Such a person will always share this as if it is some kind of daring insight, unique to him, bold in its rebellion against the religious status quo. Next thing you know, he’s telling me that he finds God in the sunsets…
Like people who go to church don’t see God in the sunset! Like we are these monastic little hermits who never leave the church building. How lucky we are to have these geniuses inform us that God is in nature.
Harsh? Probably. Funny and accurate? Oh yes: I can’t tell you how many times this has happened to me. Rev. Daniel goes on to make her point:
Being privately spiritual but not religious just doesn’t interest me. There is nothing challenging about having deep thoughts all by oneself. What is interesting is doing this work in community, where other people might call you on stuff, or heaven forbid, disagree with you. Where life with God gets rich and provocative is when you dig deeply into a tradition that you did not invent all for yourself.
She has a point, but I would add a caveat: eight times out of ten, what the person telling me that they are spiritual but not religious is really trying to do is justify to me (clergy) why they don’t go to church. And behind that reason, usually, is either wounded (or turned off) personal experience, or world fed assumptions about religion.
In truth, they owe me no explanation: as Rev. Daniel said, the spiritual not religious viewpoint is “now comfortably in the norm for self-centered American culture.”
However, there is opportunity here. Engaging in the conversation is a great place to be interrupted by God. By asking things like “Can you tell me more about your Spiritual life?” or “How does it impact your daily life choices?”, I not only learn their language for God, but I actively help break the stereotype that clergy have (or think they have) all of the answers.

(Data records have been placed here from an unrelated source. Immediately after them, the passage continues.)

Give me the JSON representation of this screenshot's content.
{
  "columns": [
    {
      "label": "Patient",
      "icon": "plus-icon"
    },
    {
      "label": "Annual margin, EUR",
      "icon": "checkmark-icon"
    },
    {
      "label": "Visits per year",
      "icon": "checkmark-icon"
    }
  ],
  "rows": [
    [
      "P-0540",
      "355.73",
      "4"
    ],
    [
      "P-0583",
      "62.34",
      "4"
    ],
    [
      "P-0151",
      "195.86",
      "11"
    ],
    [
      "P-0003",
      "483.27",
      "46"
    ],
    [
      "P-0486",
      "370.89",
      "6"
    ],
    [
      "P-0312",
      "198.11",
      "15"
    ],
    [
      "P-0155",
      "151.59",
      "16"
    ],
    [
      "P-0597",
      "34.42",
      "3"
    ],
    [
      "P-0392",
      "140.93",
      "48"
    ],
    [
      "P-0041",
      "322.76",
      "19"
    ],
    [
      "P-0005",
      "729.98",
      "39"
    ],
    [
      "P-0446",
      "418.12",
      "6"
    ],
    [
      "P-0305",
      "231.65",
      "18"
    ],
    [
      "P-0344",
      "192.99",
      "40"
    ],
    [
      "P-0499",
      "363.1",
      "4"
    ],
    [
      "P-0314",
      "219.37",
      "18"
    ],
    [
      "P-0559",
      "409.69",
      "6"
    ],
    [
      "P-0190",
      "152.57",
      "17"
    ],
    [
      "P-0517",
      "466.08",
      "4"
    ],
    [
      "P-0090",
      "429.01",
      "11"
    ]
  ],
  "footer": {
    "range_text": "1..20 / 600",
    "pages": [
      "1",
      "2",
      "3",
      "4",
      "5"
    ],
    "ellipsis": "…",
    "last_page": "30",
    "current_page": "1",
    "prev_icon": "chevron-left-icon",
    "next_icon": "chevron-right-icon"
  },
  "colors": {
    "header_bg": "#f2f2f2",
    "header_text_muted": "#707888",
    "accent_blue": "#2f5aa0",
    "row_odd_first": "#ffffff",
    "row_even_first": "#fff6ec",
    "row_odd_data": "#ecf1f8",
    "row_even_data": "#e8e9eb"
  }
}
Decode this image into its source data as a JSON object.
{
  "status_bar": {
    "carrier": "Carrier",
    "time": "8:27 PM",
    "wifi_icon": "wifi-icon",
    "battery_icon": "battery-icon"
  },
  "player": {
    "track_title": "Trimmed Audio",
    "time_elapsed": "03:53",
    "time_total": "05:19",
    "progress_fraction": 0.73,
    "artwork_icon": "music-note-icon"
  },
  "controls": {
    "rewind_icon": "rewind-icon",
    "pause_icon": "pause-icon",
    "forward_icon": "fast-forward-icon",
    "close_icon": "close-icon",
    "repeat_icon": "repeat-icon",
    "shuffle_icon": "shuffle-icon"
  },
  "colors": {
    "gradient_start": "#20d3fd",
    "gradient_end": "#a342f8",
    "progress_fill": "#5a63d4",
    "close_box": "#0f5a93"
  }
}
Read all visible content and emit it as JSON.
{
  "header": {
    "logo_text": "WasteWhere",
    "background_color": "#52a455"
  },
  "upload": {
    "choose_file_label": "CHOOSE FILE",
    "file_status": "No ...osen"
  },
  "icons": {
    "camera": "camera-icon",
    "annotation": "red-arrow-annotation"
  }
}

There is also the invitation to talk about the value of religious community.
After all, in the term “spirituality”, most people are referring to their encounters with the holy and divine. By saying that they are “not religious”, they are telling me that they are not part of an established way of understanding the meaning. I think this comes from an assumption that religion primarily defines rules for where one is to see God, what one is to believe, and how one is to live.
I think this understanding misses what religion is supposed to be about. Religion, at its base, is asking the “so what” questions that often comes from the spiritual encounter: what meaning does this have, what does this point to in terms of the world, how does it affect the way I live my life, and what does it say about my relationships to others.
Additionally, the word “religion” assumes community. Human beings grow and are challenged by the depth of their interactions with each other. Hearing the viewpoints of others (even if we don’t come to agreement) keeps us from wrongly assuming that we have the complete picture, and holds us accountable both to further relationship with others and committed to personal growth. Within the context of a “religious way”, we wrestle with not only the lives of other people living in today’s world, but also with the recorded struggles of peoples past.
It is worth remembering that “the Church” often fails to remember that the “so what” questions are far from answered, and that our offering to the world is the opportunity to explore the fabric of life’s meaning within the context of community (past, present & future).
And people might just discover the promise in being religious…